__PROBLEM TO SOLVE__. Tally the lines below that contain the word "Rotation". Only the number should be returned.

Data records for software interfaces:
▬▬▬

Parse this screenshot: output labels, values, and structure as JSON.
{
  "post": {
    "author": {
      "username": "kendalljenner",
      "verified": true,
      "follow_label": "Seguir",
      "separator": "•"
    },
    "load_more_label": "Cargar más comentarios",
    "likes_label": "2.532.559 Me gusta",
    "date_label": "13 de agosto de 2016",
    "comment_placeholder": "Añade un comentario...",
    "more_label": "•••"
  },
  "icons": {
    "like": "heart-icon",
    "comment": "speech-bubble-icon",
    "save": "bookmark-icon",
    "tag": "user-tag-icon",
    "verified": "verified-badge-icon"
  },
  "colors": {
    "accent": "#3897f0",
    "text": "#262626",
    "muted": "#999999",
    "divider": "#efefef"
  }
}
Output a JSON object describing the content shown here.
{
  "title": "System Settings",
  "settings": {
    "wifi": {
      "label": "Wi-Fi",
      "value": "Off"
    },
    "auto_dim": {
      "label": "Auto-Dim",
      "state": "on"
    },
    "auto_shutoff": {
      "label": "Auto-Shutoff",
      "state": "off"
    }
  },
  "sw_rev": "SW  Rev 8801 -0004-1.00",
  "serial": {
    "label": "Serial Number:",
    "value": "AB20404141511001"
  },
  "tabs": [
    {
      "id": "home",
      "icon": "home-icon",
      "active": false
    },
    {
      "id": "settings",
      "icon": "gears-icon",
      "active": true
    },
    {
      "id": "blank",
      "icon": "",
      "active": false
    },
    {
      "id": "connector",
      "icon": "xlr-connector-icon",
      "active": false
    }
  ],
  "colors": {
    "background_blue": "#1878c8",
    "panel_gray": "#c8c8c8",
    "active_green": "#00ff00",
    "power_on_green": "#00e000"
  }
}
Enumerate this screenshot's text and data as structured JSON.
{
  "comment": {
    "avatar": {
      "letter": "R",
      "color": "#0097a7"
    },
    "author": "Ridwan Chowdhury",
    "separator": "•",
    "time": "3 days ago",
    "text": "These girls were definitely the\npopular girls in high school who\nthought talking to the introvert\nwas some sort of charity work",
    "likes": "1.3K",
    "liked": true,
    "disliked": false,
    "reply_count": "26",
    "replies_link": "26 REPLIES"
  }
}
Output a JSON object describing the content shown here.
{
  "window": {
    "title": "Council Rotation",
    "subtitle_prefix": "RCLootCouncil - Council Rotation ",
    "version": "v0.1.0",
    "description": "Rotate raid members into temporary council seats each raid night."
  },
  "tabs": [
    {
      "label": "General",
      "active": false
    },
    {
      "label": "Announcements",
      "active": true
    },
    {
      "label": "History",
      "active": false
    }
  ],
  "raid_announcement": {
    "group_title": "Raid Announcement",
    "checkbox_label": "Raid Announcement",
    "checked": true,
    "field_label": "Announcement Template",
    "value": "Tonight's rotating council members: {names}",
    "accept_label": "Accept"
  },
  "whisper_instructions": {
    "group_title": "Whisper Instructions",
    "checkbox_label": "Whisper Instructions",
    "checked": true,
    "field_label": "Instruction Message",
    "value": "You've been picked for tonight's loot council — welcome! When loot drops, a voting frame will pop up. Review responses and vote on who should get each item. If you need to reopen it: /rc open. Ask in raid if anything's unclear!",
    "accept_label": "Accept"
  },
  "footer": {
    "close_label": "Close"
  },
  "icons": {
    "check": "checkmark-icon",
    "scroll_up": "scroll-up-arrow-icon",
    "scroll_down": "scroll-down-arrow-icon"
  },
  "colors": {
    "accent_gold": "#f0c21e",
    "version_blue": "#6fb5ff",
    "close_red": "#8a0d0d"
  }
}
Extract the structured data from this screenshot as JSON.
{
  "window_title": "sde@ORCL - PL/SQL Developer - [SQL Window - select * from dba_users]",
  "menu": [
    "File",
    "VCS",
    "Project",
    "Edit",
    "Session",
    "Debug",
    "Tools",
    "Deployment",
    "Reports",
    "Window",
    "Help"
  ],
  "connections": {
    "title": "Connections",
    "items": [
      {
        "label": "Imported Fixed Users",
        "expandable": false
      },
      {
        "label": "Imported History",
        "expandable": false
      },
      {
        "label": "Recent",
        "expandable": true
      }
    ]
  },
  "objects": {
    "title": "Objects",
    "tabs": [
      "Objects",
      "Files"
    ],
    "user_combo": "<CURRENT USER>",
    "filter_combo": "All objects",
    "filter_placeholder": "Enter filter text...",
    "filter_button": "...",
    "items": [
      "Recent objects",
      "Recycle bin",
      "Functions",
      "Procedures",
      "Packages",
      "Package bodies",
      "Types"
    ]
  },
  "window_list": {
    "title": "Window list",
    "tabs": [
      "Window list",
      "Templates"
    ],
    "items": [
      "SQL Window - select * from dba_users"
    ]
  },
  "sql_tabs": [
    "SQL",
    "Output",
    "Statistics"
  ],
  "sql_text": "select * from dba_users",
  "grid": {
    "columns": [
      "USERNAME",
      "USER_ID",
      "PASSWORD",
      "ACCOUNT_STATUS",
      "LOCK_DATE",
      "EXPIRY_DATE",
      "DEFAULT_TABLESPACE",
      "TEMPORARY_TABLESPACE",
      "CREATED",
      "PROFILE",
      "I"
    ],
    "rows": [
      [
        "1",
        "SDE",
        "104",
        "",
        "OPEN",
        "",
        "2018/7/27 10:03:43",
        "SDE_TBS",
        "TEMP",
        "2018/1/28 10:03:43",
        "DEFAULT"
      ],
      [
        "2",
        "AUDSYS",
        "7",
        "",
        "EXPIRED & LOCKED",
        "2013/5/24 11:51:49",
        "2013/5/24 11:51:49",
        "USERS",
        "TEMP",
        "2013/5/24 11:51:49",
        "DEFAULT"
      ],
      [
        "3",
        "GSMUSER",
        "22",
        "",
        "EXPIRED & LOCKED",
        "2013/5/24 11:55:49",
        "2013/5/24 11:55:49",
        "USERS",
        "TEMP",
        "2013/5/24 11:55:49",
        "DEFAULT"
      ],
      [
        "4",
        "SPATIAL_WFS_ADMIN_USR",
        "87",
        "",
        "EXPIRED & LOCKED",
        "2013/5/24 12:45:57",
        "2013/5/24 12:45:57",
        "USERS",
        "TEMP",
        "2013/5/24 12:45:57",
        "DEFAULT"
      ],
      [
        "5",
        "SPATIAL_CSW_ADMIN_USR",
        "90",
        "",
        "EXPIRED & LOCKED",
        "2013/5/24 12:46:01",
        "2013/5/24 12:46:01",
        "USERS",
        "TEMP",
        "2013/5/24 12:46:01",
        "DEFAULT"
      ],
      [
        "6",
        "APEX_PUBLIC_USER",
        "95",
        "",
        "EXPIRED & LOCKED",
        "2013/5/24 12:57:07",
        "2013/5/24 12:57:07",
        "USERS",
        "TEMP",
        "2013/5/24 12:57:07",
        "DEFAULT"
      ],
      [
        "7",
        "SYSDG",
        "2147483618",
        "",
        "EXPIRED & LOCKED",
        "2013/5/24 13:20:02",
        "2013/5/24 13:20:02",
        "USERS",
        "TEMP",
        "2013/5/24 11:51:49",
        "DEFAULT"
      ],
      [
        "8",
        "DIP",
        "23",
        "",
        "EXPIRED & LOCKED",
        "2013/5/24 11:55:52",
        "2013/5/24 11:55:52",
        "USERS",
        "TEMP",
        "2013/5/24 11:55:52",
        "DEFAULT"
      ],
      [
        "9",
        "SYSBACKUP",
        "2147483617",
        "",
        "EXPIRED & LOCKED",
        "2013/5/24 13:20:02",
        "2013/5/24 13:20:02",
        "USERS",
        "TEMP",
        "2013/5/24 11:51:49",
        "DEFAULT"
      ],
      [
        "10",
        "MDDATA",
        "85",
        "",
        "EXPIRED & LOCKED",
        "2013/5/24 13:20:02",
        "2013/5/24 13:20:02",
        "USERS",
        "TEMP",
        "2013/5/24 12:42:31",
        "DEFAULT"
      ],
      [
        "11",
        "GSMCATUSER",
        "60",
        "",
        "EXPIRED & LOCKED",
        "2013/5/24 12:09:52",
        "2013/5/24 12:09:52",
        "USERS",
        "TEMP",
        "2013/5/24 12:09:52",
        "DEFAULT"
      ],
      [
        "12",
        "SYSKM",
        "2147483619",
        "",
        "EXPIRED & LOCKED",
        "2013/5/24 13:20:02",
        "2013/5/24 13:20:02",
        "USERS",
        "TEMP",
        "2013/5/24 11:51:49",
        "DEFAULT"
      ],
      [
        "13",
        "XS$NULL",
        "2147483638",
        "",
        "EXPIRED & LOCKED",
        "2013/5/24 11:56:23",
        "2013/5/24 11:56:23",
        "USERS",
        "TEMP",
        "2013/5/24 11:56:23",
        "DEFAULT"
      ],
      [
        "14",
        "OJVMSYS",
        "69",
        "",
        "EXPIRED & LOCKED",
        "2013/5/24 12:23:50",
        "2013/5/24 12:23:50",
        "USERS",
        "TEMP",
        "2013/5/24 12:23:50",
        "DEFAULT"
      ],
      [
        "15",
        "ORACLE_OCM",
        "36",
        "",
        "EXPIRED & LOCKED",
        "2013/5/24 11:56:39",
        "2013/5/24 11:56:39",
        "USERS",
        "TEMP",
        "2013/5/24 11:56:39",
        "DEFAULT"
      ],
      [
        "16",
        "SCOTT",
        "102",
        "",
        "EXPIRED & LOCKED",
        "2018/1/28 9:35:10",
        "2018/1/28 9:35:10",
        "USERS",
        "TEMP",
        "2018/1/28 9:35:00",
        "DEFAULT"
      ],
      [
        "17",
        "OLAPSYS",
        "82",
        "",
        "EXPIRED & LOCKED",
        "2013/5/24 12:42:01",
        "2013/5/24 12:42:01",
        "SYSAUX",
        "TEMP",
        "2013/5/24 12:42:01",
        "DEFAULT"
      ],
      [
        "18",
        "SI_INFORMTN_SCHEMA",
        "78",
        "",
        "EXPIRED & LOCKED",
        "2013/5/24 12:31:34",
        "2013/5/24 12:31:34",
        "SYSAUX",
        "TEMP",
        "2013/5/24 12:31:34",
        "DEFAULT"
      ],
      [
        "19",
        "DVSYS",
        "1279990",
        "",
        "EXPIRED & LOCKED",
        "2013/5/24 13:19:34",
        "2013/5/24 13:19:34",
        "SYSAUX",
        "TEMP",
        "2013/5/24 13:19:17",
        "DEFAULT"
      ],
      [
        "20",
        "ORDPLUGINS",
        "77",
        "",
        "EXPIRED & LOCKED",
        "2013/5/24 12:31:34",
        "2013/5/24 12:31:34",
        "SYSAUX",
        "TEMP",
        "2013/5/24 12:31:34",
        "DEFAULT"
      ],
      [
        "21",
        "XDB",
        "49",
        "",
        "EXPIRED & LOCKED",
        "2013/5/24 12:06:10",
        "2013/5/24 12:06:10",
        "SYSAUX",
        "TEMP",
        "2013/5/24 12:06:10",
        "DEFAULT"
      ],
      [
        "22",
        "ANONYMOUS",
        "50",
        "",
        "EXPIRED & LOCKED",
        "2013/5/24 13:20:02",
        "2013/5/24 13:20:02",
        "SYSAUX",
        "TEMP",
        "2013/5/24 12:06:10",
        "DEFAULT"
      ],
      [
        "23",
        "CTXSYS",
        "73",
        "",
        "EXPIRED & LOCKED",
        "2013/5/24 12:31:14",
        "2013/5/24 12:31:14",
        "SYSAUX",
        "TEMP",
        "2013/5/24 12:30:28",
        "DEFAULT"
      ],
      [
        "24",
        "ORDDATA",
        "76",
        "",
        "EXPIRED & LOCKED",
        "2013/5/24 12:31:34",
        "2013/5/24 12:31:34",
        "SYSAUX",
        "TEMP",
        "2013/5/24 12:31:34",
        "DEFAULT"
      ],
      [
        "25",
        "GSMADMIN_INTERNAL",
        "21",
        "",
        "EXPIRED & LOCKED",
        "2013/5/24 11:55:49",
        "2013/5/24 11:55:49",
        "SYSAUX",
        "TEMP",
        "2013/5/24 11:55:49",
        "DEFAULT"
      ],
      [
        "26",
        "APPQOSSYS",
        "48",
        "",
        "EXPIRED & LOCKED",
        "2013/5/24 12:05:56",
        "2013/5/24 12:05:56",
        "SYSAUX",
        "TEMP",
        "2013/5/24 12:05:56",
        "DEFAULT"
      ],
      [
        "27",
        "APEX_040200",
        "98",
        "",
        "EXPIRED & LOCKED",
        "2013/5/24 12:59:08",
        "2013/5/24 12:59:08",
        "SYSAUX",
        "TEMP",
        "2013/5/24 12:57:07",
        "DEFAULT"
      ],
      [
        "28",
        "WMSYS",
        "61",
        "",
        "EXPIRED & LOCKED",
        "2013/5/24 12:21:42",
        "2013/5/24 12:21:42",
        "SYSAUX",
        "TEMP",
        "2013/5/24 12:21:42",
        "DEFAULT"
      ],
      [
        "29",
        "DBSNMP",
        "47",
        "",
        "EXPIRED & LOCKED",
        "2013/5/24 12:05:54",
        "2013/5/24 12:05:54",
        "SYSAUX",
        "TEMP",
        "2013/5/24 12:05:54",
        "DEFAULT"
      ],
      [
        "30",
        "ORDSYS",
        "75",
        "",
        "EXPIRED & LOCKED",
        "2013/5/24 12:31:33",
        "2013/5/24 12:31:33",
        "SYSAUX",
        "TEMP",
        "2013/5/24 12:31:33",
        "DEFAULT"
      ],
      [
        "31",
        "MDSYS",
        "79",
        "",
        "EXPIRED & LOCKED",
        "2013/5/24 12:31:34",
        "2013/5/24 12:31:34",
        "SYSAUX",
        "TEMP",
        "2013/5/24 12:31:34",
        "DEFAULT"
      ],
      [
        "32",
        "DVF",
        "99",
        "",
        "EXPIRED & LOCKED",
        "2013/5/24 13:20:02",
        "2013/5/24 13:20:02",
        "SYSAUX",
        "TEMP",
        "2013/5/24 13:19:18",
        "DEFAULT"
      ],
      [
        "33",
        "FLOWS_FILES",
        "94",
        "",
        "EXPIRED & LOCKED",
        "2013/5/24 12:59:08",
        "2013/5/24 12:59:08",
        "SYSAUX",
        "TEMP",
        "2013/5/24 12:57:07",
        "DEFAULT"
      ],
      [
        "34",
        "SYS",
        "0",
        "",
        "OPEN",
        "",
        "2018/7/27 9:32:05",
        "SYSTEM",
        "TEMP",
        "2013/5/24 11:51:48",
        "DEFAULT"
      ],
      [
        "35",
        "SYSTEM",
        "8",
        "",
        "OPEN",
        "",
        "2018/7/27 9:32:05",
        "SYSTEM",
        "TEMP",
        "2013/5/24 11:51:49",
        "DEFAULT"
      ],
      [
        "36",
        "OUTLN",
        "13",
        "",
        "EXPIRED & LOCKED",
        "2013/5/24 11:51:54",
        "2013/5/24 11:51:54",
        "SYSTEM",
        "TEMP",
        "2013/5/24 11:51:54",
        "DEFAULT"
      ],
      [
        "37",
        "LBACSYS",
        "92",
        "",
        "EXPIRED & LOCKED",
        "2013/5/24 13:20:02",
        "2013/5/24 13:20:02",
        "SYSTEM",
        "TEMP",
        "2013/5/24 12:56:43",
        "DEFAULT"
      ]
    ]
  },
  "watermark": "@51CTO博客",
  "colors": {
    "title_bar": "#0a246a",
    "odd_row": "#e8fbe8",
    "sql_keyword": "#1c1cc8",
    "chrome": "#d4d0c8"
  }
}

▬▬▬

__TASK SOLUTION__. 2